_Required action_
Report the number of lines in the records below that contain the word "this", and nothing more.
══ Extracted information
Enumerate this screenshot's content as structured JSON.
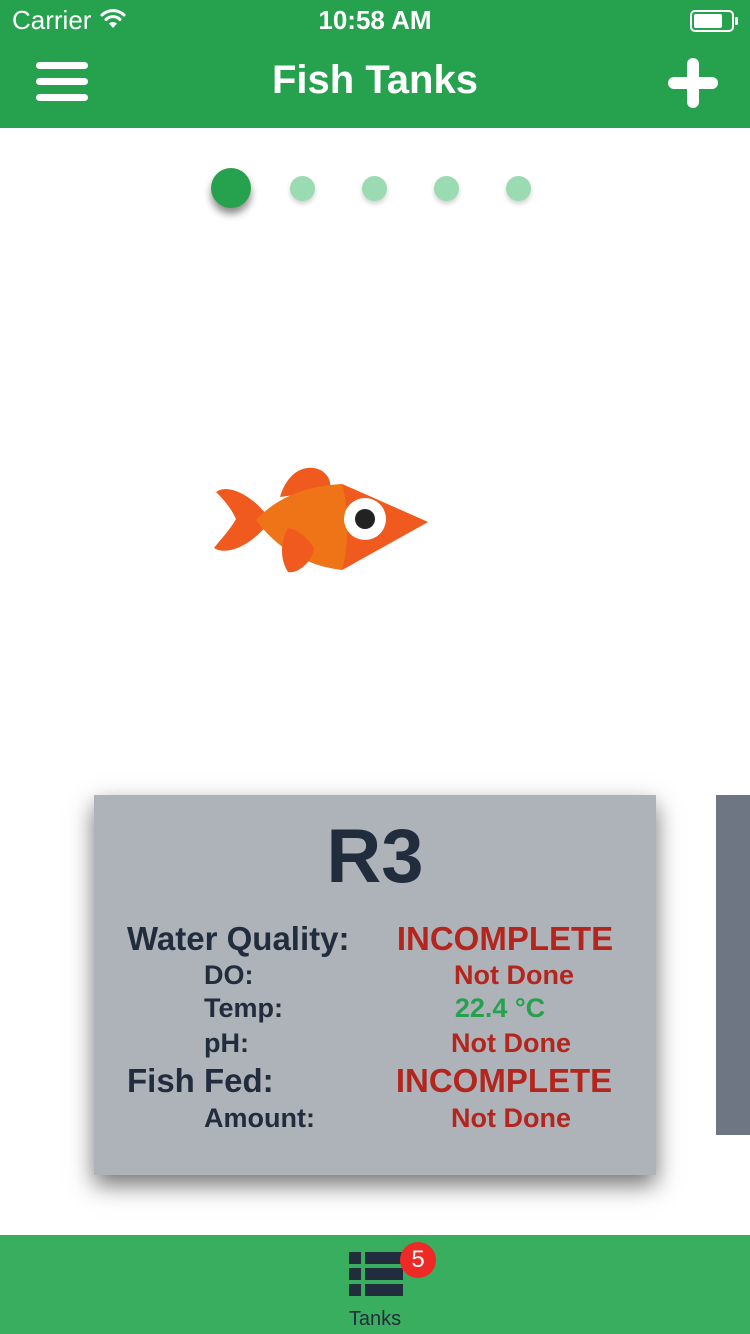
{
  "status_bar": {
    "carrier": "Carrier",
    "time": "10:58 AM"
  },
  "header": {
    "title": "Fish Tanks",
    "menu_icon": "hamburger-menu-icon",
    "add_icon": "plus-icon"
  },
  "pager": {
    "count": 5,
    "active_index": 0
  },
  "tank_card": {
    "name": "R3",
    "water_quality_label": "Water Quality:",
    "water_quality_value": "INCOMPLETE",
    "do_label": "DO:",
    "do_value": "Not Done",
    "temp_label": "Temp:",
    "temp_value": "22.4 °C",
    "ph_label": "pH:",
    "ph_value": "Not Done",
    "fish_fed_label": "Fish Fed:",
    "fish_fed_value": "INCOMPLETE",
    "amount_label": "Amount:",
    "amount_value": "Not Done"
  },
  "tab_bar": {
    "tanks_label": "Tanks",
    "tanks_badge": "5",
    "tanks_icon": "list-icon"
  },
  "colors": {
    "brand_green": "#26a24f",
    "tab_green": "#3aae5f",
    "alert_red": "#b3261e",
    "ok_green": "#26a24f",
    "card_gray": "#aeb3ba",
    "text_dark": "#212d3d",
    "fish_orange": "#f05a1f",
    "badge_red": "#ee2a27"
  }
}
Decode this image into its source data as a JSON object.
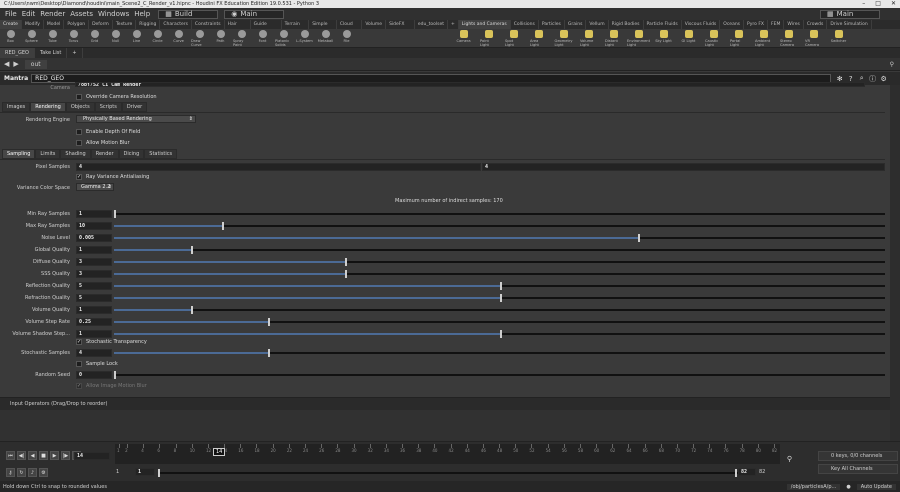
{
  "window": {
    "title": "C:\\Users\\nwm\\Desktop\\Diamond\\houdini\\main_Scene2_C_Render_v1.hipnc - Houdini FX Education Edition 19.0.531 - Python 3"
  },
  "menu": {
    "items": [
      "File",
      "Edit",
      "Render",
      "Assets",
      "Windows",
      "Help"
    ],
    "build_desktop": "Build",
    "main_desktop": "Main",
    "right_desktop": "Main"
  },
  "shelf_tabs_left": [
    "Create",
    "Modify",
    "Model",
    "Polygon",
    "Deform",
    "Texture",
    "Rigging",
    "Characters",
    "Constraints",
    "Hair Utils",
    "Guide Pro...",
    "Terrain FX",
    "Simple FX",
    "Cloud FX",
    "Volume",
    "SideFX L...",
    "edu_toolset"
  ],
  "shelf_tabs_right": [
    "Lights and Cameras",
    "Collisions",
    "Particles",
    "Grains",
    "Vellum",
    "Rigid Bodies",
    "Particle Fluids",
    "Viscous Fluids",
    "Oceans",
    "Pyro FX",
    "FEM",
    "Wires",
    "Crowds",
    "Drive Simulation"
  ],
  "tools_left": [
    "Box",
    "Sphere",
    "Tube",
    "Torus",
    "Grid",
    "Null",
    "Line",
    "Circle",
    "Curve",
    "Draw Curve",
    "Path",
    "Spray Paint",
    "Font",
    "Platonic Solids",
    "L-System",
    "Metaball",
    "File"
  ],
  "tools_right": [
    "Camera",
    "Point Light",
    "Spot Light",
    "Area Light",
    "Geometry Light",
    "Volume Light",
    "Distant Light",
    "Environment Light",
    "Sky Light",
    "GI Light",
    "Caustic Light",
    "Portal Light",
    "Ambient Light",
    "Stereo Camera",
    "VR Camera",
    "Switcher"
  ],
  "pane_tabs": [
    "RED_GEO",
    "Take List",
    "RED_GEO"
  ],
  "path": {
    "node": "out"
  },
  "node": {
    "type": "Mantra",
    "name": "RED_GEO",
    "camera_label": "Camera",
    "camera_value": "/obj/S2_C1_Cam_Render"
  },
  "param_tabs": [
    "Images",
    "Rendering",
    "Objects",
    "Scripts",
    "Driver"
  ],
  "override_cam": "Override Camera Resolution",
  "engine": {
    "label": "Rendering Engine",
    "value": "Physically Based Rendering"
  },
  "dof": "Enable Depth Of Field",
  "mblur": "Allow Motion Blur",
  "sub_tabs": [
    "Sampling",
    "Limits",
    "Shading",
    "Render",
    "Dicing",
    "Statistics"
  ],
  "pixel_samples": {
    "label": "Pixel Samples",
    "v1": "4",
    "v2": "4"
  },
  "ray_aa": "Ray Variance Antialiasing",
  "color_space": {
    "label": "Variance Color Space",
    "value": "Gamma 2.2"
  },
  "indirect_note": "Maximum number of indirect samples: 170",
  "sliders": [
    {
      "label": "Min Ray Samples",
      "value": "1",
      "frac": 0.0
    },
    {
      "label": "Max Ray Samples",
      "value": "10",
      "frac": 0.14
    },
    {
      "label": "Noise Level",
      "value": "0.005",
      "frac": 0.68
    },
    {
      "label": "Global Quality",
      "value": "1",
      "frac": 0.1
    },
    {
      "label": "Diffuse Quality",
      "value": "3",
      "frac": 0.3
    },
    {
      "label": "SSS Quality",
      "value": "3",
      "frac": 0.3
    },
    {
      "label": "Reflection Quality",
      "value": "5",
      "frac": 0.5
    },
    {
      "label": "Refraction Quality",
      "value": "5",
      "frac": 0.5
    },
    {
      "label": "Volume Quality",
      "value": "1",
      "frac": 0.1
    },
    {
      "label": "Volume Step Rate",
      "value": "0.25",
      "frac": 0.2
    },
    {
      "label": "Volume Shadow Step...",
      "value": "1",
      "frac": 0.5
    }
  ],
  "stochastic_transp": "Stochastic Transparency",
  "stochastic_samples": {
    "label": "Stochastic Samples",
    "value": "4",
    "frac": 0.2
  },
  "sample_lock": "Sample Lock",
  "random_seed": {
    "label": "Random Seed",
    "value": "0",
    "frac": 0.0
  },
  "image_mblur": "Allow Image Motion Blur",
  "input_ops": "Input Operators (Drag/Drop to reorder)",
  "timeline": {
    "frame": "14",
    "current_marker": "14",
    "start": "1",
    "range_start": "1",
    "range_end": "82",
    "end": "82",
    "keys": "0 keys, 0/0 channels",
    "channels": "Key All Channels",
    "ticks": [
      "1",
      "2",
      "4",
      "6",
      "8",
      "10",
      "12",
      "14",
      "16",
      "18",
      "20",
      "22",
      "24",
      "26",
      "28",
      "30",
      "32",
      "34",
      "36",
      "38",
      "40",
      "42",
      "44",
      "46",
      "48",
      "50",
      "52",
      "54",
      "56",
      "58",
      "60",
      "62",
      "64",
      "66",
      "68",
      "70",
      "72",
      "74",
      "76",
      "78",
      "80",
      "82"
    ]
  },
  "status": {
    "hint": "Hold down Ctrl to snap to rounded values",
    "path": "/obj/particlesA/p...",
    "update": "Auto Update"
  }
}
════
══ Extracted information
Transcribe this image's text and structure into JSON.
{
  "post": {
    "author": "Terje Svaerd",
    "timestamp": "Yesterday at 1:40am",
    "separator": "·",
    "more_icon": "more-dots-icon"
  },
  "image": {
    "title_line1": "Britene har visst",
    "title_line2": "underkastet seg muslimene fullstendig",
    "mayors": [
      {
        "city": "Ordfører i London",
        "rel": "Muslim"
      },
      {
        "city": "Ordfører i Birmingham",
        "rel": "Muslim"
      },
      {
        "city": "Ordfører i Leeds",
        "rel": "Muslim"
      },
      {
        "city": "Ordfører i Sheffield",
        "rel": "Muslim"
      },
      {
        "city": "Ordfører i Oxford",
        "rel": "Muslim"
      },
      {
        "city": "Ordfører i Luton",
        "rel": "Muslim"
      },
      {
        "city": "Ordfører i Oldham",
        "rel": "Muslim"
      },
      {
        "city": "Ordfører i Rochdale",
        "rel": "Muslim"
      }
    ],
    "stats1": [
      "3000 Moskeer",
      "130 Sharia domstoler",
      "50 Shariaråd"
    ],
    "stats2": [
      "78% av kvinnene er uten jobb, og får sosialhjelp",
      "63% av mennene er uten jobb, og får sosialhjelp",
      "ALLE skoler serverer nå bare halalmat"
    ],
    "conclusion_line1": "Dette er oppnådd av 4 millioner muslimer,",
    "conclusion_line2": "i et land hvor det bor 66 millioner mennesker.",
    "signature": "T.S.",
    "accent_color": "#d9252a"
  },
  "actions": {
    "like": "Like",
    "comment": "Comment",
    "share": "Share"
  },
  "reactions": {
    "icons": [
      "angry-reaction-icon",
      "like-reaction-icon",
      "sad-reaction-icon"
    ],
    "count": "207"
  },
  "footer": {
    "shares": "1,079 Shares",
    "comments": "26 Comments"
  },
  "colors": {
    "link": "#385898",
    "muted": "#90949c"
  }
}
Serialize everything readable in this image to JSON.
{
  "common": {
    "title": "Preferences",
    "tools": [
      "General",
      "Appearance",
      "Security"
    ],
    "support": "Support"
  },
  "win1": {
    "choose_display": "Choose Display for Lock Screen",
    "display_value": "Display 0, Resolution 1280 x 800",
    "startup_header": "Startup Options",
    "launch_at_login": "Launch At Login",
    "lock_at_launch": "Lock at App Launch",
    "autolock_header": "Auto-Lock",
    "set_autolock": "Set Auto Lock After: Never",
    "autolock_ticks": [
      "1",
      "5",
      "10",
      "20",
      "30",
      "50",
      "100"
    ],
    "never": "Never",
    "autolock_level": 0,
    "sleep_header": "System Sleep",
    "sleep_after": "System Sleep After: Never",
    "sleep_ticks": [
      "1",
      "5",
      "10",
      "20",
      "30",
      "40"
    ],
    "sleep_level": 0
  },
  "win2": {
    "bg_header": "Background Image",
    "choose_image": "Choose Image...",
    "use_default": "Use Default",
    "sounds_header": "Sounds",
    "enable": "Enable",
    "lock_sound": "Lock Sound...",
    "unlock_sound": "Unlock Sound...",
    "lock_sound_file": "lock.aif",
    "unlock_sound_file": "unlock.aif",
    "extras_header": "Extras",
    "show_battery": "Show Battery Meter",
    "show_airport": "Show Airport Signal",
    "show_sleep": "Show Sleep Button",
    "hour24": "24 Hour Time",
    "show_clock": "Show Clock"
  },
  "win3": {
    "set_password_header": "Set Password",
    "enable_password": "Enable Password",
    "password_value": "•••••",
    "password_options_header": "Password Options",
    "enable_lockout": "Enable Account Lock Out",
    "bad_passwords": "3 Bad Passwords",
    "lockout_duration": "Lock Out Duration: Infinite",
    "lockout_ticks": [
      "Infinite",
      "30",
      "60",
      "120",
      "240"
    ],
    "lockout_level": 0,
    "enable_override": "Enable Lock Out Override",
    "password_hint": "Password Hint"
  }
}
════
_Task result_
4